Back to Purr-normal: Recovery Timeline

The recovery timeline for spaying or neutering can vary, but most cats start to feel better within a few days. Male cats generally go home the same day, while females might need to stay overnight. By the end of the first week, you should notice your cat returning to their usual self. However, full recovery can take up to two weeks, so continue to monitor their activity and keep them indoors during this time.

Soon, your fur baby will return to normal, and you’ll be thrilled they got the best care possible from us.

For more detailed information on how to care for your cat after neutering or spaying, visit CatsLuvUs.

The Tail End: Post-Op Care for Your Spayed or Neutered Cat is crucial for ensuring your feline friend recovers smoothly. From monitoring their incision site to managing their diet, every step is vital. For more detailed guidance and expert tips, visit our website and ensure your cat gets the best care possible.


In the grand cat scheme of things, spaying or neutering your feline friend is a purr-fectly wise investment. Sure, it might cost you a few extra catnip toys, but the benefits far outweigh the expense. From preventing unwanted litters to curbing those late-night yowling concerts, your kitty—and your sanity—will thank you. So, don’t be a scaredy-cat; take the leap and ensure your furball lives a long, healthy nine lives. Remember, a stitch in time saves nine lives… or at least a few headaches!

Frequently Asked Questions

Why is spaying and neutering my cat important?

Spaying and neutering your cat is crucial for controlling the pet population, preventing unwanted behaviors, and reducing the risk of certain health issues later in life.

How much does it cost to spay or neuter a cat?

The cost can vary widely based on location and the clinic you choose. On average, neutering a male cat costs $50 to $150, while spaying a female cat costs $50 to $250.

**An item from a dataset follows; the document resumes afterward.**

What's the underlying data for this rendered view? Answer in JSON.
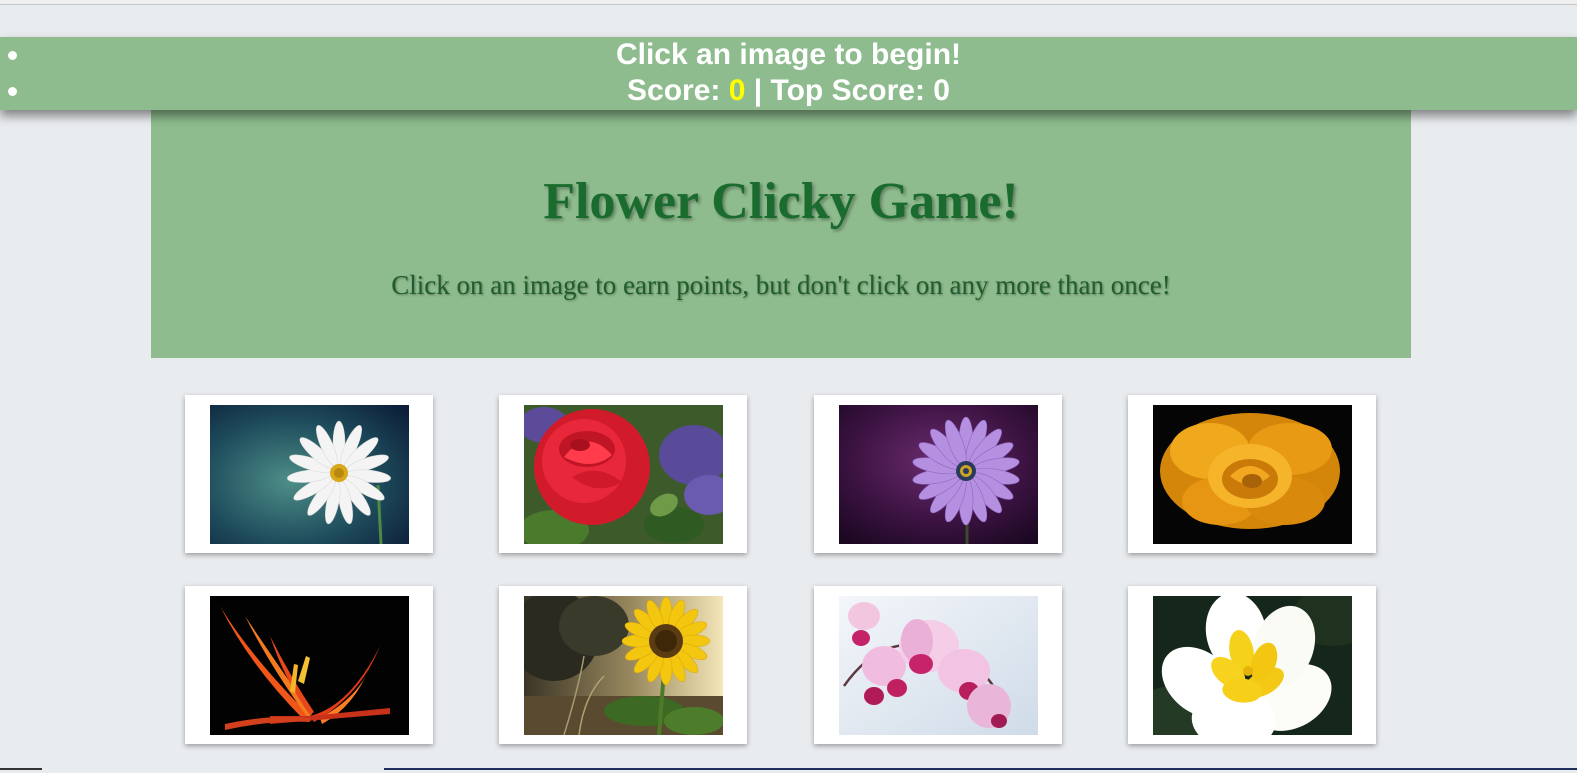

Why do the costs of spaying and neutering vary?

Costs can differ due to factors like the clinic’s location, the type of clinic (private vet vs. humane society), and additional services such as pre-anesthetic screenings and post-op care.

Are there low-cost options for spaying and neutering?

Yes, many humane societies and animal shelters offer low-cost spay and neuter programs. It’s worth researching to find affordable options in your area.

What should I ask my vet before the procedure?

Ask about the total cost, what services are included, the experience of the surgical team, and any pre- and post-operative care instructions.

What are the signs of complications after spaying or neutering?

Watch for signs like excessive swelling, redness, discharge, or if your cat is lethargic or not eating. Contact your vet immediately if you notice any of these symptoms.